As grim as the coral reef story is, the corals seem to be presenting us with a teachable moment in our evolution. The concept of “environmentalism” struck our industrial culture like a flaming meteor when Apollo astronauts turned their cameras homeward. That view of the whole, blue earth forever destroyed the notion of infinite terrestrial frontiers. Since then, we’ve turned a considerable amount of energy and engineering horsepower to refining the ways in which we consume resources.
A second great message in the environmental revolution is being delivered not by space voyagers, monumental engineering projects, and public relations campaigns for recycling, but by corals. Acknowledging that eutrophication is the primary killer of coral reefs sets up a trail of incrimination leading directly to human activity. Good intentions and the notion of responsible dominion aren’t restoring the ecological balance. “The ocean must be viewed in a broader context of the changes that are happening in the world at large,” says Jane Lubchenco, a marine biologist and ecologist at Oregon State University. Humans, she says, cannot just view the ocean simply as a source of goods—fish, crab, minerals, and so on—to which they attach financial worth. The ocean and other natural systems also provide services that have value to humans and all other life. “We have to change the way we account for consumption of natural resources so we place a much higher premium not just on the market value of a particular fish or plot of land but on the full range of goods and services,” Lubchenco says. “The key to the future really is taking the long-term perspective, instead of the short-term, when it comes to natural systems.”
If you live on the coast, would you give up your condo and your cabin cruiser, and move a few miles inland in order to rejuvenate the mangroves? If you live in Cleveland, would you stop using cane sugar in your coffee or be ready to pay triple the price for sugar to reduce the number of plantations and improve their control of wastewater? Would you pay the real cost of that Jamaica vacation if it included a coral reef surcharge of, say, 50 percent to pay for top-of-the-line sewage treatment? Probably not.
But coral reefs are powerfully diverse and biologically energetic, and they recover quickly. If we let up on them even a little bit, there is hope. “I’ll tell you,” DeeVon Quirolo says, “if we cleaned up the reefs around the Keys and in the Caribbean, the technologies and methods we could strut would impress the whole world.”
Bradford Matsen is the author of several books on the ocean, most recently Fishing Up North.
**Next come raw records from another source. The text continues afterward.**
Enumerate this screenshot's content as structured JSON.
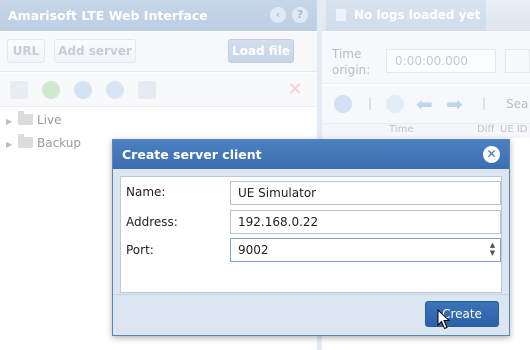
{
  "app": {
    "title": "Amarisoft LTE Web Interface",
    "left_toolbar": {
      "url_label": "URL",
      "add_server_label": "Add server",
      "load_file_label": "Load file"
    },
    "tree": [
      {
        "label": "Live"
      },
      {
        "label": "Backup"
      }
    ],
    "right": {
      "tab_label": "No logs loaded yet",
      "time_origin_label": "Time origin:",
      "time_origin_value": "0:00:00.000",
      "search_label": "Sea",
      "columns": [
        "Time",
        "Diff",
        "UE ID"
      ]
    }
  },
  "dialog": {
    "title": "Create server client",
    "fields": [
      {
        "label": "Name:",
        "value": "UE Simulator"
      },
      {
        "label": "Address:",
        "value": "192.168.0.22"
      },
      {
        "label": "Port:",
        "value": "9002"
      }
    ],
    "create_label": "Create"
  },
  "colors": {
    "accent": "#3b6fb1",
    "header_bg": "#a8c1de",
    "close_red": "#f2b3b3"
  }
}
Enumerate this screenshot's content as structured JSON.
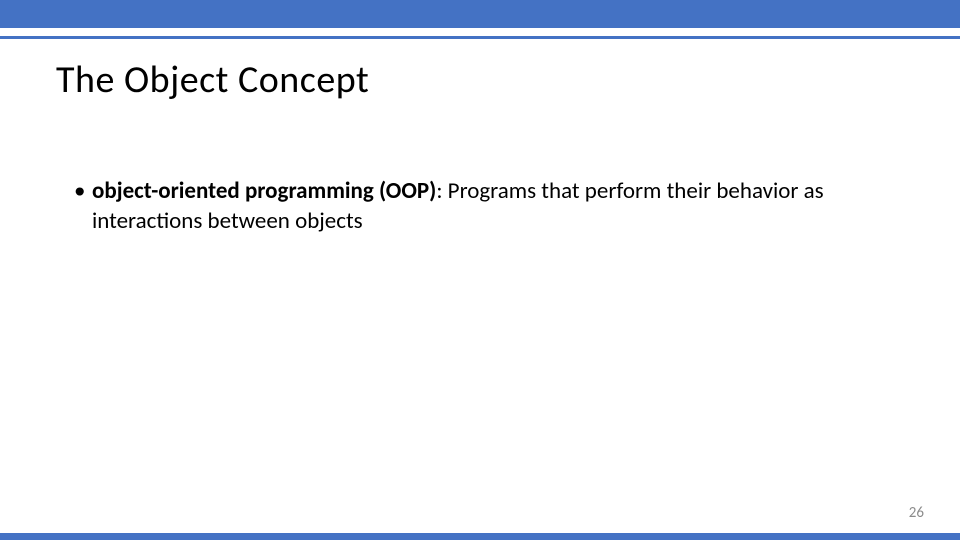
{
  "colors": {
    "accent": "#4472c4"
  },
  "slide": {
    "title": "The Object Concept",
    "bullet": {
      "bold_term": "object-oriented programming (OOP)",
      "rest": ": Programs that perform their behavior as interactions between objects"
    },
    "page_number": "26"
  }
}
His last feature for Mother Jones appeared in the November/December 1994 issue and documented the state of the fishing industry.